─── DATA FOR THIS TASK

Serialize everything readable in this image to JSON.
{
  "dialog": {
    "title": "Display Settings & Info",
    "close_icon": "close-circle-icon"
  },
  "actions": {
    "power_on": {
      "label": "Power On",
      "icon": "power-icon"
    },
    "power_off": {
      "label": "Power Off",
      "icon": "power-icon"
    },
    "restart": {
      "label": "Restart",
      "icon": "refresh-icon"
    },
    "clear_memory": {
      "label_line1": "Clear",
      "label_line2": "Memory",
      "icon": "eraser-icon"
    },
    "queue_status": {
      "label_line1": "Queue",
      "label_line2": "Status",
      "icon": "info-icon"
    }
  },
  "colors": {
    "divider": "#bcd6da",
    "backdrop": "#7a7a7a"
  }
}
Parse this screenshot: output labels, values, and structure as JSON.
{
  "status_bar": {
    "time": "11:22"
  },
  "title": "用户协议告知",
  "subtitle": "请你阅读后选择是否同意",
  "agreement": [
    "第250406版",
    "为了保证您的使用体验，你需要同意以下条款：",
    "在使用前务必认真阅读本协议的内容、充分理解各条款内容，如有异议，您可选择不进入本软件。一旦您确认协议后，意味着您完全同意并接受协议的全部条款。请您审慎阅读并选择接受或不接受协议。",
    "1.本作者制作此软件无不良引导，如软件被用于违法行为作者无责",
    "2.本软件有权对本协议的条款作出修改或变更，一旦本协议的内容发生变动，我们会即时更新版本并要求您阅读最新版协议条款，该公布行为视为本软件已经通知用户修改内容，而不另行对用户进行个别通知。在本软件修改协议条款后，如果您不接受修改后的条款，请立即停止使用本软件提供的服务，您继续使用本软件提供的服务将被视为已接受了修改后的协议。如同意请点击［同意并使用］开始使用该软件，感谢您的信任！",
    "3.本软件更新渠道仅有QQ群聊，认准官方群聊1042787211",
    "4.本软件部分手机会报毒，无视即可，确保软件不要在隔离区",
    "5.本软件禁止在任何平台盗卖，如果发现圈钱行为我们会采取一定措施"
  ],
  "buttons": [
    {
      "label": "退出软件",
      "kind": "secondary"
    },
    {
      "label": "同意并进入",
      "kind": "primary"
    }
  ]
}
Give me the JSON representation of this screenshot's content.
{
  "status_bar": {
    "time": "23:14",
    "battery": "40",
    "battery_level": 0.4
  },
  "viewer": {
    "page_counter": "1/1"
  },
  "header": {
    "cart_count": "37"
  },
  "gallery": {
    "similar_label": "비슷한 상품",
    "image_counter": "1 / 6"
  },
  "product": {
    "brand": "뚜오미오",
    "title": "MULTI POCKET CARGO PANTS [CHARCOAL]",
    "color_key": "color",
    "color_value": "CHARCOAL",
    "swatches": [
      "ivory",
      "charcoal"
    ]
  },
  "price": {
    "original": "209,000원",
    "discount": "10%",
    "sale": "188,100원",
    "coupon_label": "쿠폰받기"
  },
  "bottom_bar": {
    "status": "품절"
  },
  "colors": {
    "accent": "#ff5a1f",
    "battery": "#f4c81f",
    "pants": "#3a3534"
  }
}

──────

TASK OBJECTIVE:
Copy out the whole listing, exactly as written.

WRITTEN SOLUTION:
Serialize everything readable in this image to JSON.
{
  "dialog": {
    "title": "Display Settings & Info",
    "close_icon": "close-circle-icon"
  },
  "actions": {
    "power_on": {
      "label": "Power On",
      "icon": "power-icon"
    },
    "power_off": {
      "label": "Power Off",
      "icon": "power-icon"
    },
    "restart": {
      "label": "Restart",
      "icon": "refresh-icon"
    },
    "clear_memory": {
      "label_line1": "Clear",
      "label_line2": "Memory",
      "icon": "eraser-icon"
    },
    "queue_status": {
      "label_line1": "Queue",
      "label_line2": "Status",
      "icon": "info-icon"
    }
  },
  "colors": {
    "divider": "#bcd6da",
    "backdrop": "#7a7a7a"
  }
}
Parse this screenshot: output labels, values, and structure as JSON.
{
  "status_bar": {
    "time": "11:22"
  },
  "title": "用户协议告知",
  "subtitle": "请你阅读后选择是否同意",
  "agreement": [
    "第250406版",
    "为了保证您的使用体验，你需要同意以下条款：",
    "在使用前务必认真阅读本协议的内容、充分理解各条款内容，如有异议，您可选择不进入本软件。一旦您确认协议后，意味着您完全同意并接受协议的全部条款。请您审慎阅读并选择接受或不接受协议。",
    "1.本作者制作此软件无不良引导，如软件被用于违法行为作者无责",
    "2.本软件有权对本协议的条款作出修改或变更，一旦本协议的内容发生变动，我们会即时更新版本并要求您阅读最新版协议条款，该公布行为视为本软件已经通知用户修改内容，而不另行对用户进行个别通知。在本软件修改协议条款后，如果您不接受修改后的条款，请立即停止使用本软件提供的服务，您继续使用本软件提供的服务将被视为已接受了修改后的协议。如同意请点击［同意并使用］开始使用该软件，感谢您的信任！",
    "3.本软件更新渠道仅有QQ群聊，认准官方群聊1042787211",
    "4.本软件部分手机会报毒，无视即可，确保软件不要在隔离区",
    "5.本软件禁止在任何平台盗卖，如果发现圈钱行为我们会采取一定措施"
  ],
  "buttons": [
    {
      "label": "退出软件",
      "kind": "secondary"
    },
    {
      "label": "同意并进入",
      "kind": "primary"
    }
  ]
}
Give me the JSON representation of this screenshot's content.
{
  "status_bar": {
    "time": "23:14",
    "battery": "40",
    "battery_level": 0.4
  },
  "viewer": {
    "page_counter": "1/1"
  },
  "header": {
    "cart_count": "37"
  },
  "gallery": {
    "similar_label": "비슷한 상품",
    "image_counter": "1 / 6"
  },
  "product": {
    "brand": "뚜오미오",
    "title": "MULTI POCKET CARGO PANTS [CHARCOAL]",
    "color_key": "color",
    "color_value": "CHARCOAL",
    "swatches": [
      "ivory",
      "charcoal"
    ]
  },
  "price": {
    "original": "209,000원",
    "discount": "10%",
    "sale": "188,100원",
    "coupon_label": "쿠폰받기"
  },
  "bottom_bar": {
    "status": "품절"
  },
  "colors": {
    "accent": "#ff5a1f",
    "battery": "#f4c81f",
    "pants": "#3a3534"
  }
}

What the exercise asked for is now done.